Congratulations to the AVID students from Smith Middle School, winners of this year’s sixth annual Black History Knowledge Bowl!
The event is sponsored every year by the Mu Omicron Omega chapter of Alpha Kappa Alpha sorority. It’s a competition between students at Culbreth, McDougle and Smith Middle Schools who participate in the AVID program (Advancement Via Individual Determination). This year’s Knowledge Bowl took place at Culbreth Middle School on February 22; Smith took first and Culbreth took second.
Results are in for the Town of Chapel Hill’s Community Survey, and the numbers indicate that—for the most part—residents are extremely happy with the town’s services.
More than 90 percent of residents who responded say they’re satisfied with the town’s fire department, library, and trash collection services; more than 80 percent say they’re satisfied with Chapel Hill’s park maintenance and police department. Those numbers are “well above regional and national benchmarks,” according to a release from the Town.
On the down side, residents said they were most concerned with traffic congestion and “how well the Town is preparing for the future,” and also said the Town could do a better job providing affordable housing and “access to quality shopping.”
You can check out the full results at TownOfChapelHill.org/survey.
It’s tax season—and if you need tax forms, the Orange County Public Library is offering select forms for free. Those forms include the 1040, 1040A, 1040EZ, Schedule A, Schedule B and Schedule SE.
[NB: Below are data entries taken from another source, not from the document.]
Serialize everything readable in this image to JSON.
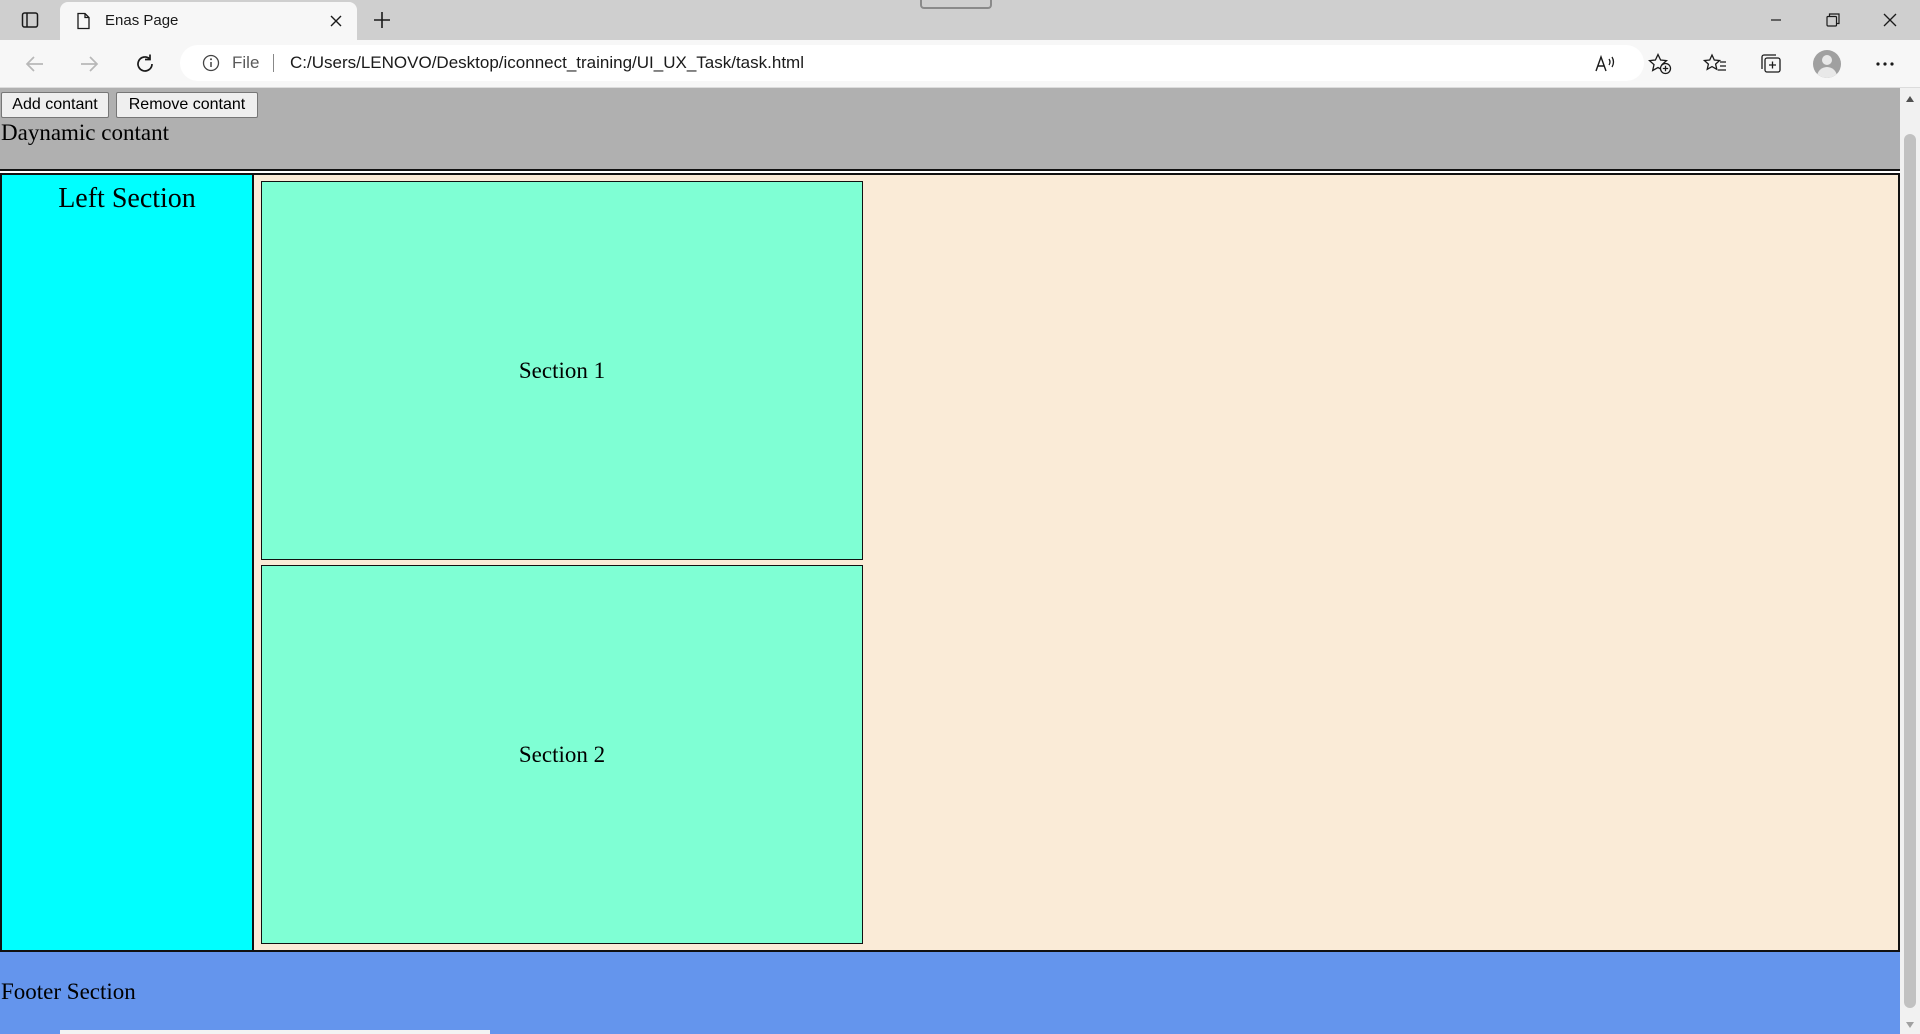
{
  "browser": {
    "tab_title": "Enas Page",
    "address_file_label": "File",
    "url": "C:/Users/LENOVO/Desktop/iconnect_training/UI_UX_Task/task.html"
  },
  "page": {
    "header": {
      "add_button_label": "Add contant",
      "remove_button_label": "Remove contant",
      "dynamic_text": "Daynamic contant"
    },
    "left_section_title": "Left Section",
    "section1_label": "Section 1",
    "section2_label": "Section 2",
    "footer_text": "Footer Section"
  },
  "colors": {
    "header_bg": "#b0b0b0",
    "left_section_bg": "#00ffff",
    "main_bg": "#faebd7",
    "section_bg": "#7fffd4",
    "footer_bg": "#6495ed"
  },
  "icons": [
    "tab-actions-icon",
    "page-icon",
    "close-icon",
    "plus-icon",
    "minimize-icon",
    "restore-icon",
    "back-arrow-icon",
    "forward-arrow-icon",
    "refresh-icon",
    "info-icon",
    "read-aloud-icon",
    "add-favorite-icon",
    "favorites-icon",
    "collections-icon",
    "profile-avatar",
    "more-icon"
  ]
}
In addition, the Orange County Department on Aging is offering its Volunteer Income Tax Assistance program—VITA for short—which provides free income tax preparation for qualifying individuals with low- to middle-incomes, regardless of age or county of residence.
For more information or to find out if you qualify, visit OrangeCountyNC.gov/aging/VITA.asp.
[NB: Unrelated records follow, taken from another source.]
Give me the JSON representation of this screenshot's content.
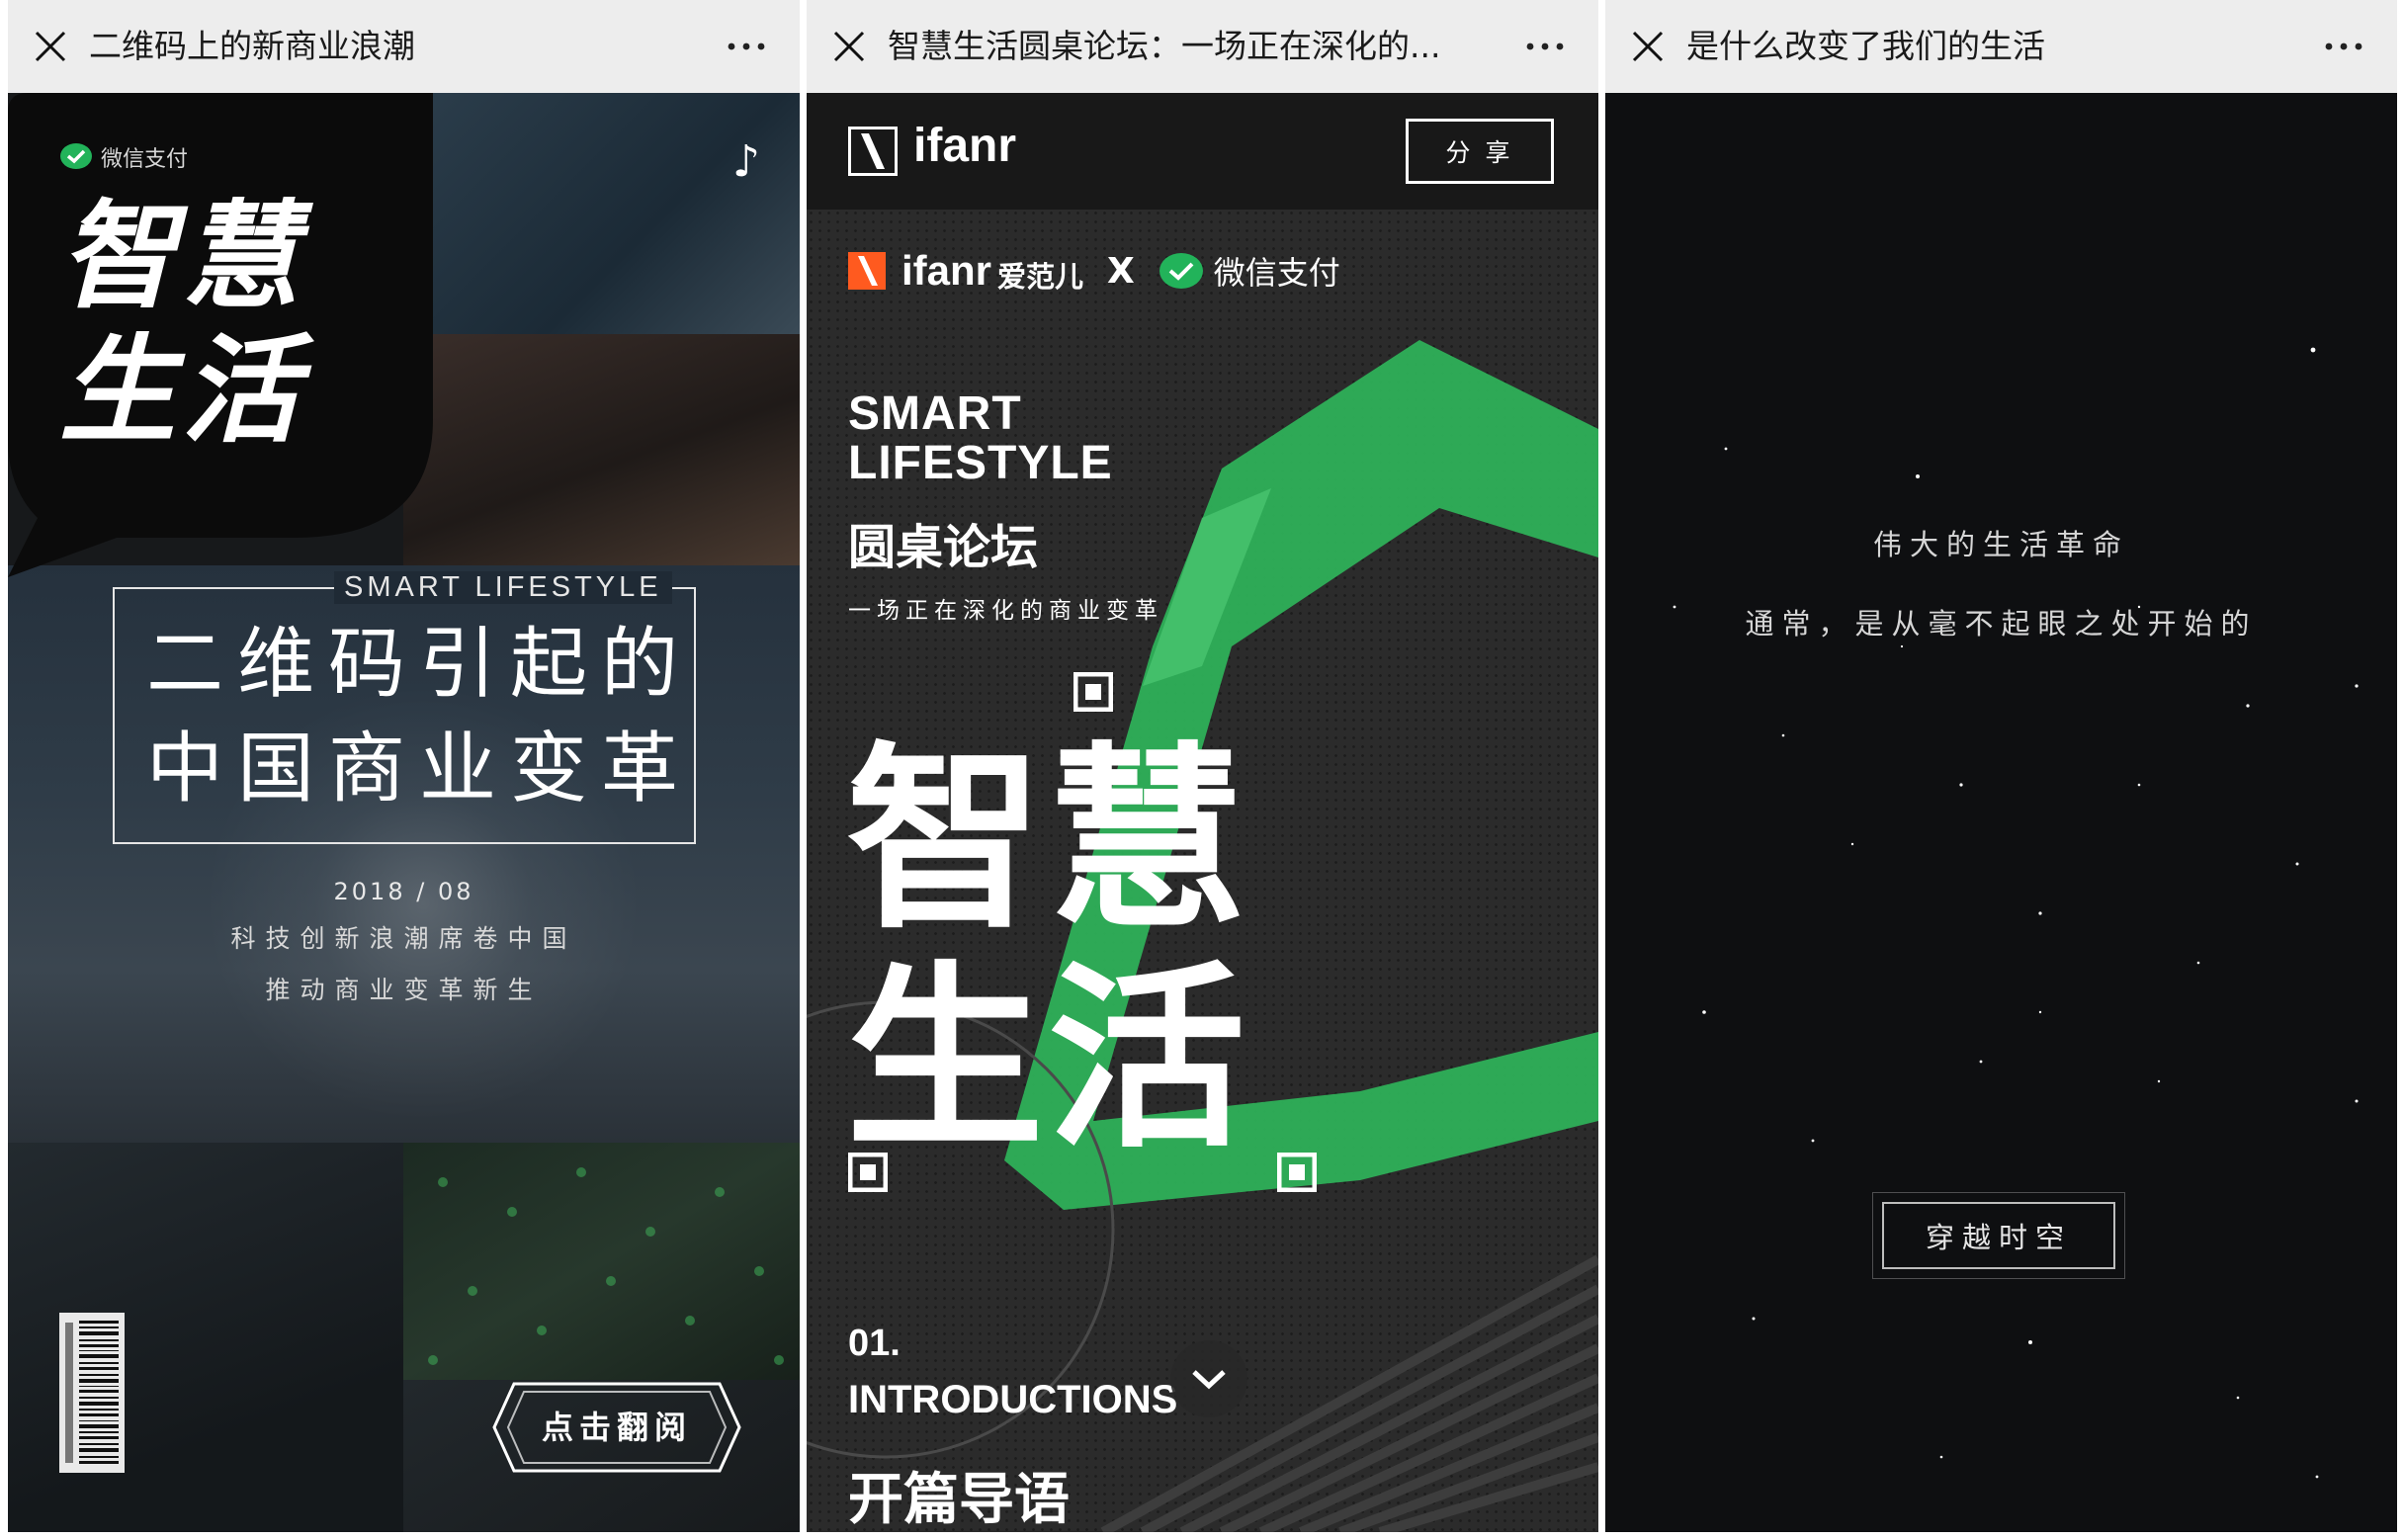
{
  "panels": [
    {
      "nav_title": "二维码上的新商业浪潮",
      "brand_label": "微信支付",
      "hero_calligraphy": [
        "智慧",
        "生活"
      ],
      "smart_lifestyle": "SMART  LIFESTYLE",
      "headline": [
        "二维码引起的",
        "中国商业变革"
      ],
      "date": "2018 / 08",
      "sub_lines": [
        "科技创新浪潮席卷中国",
        "推动商业变革新生"
      ],
      "cta_label": "点击翻阅",
      "icons": [
        "close-icon",
        "more-icon",
        "music-note-icon",
        "wechat-pay-icon",
        "barcode-icon"
      ]
    },
    {
      "nav_title": "智慧生活圆桌论坛：一场正在深化的...",
      "logo_word": "ifanr",
      "share_label": "分 享",
      "cobrand": {
        "ifanr": "ifanr",
        "ifanr_cn": "爱范儿",
        "x": "X",
        "wechat": "微信支付"
      },
      "smart_lines": [
        "SMART",
        "LIFESTYLE"
      ],
      "roundtable": "圆桌论坛",
      "tagline": "一场正在深化的商业变革",
      "big_title": [
        "智慧",
        "生活"
      ],
      "section_number": "01.",
      "section_title": "INTRODUCTIONS",
      "section_title_cn": "开篇导语",
      "icons": [
        "close-icon",
        "more-icon",
        "ifanr-logo-icon",
        "wechat-pay-icon",
        "chevron-down-icon"
      ],
      "accent_color": "#2fb45a"
    },
    {
      "nav_title": "是什么改变了我们的生活",
      "lines": [
        "伟大的生活革命",
        "通常，是从毫不起眼之处开始的"
      ],
      "button_label": "穿越时空",
      "icons": [
        "close-icon",
        "more-icon"
      ]
    }
  ]
}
UNC has received a grant of more than $40 million from the National Institutes of Health, to fund a global clinical trials unit working to treat and prevent the spread of HIV.
The grant will fund five clinical research sites through the year 2021. Three of those sites are located in North Carolina; the other two are located in Africa, in Malawi and Zambia.
UNC received $430 million in external funding for HIV research between 2008 and 2012. The university is ranked as one of the top 10 programs in America for HIV/AIDS research.
Coordinator of Teacher Recruitment and Support Mary Gunderson and Carrboro History teacher Christoph Stutts joined Aaron Keck on the WCHL Afternoon News Friday to discuss the ongoing conversation of teacher pay in North Carolina.
***Listen to the Panel’s Discussion***http://chapelboro.com/news/pre-k-12-education/chccs-panel-discusses-teacher-salaries-announcement-raises/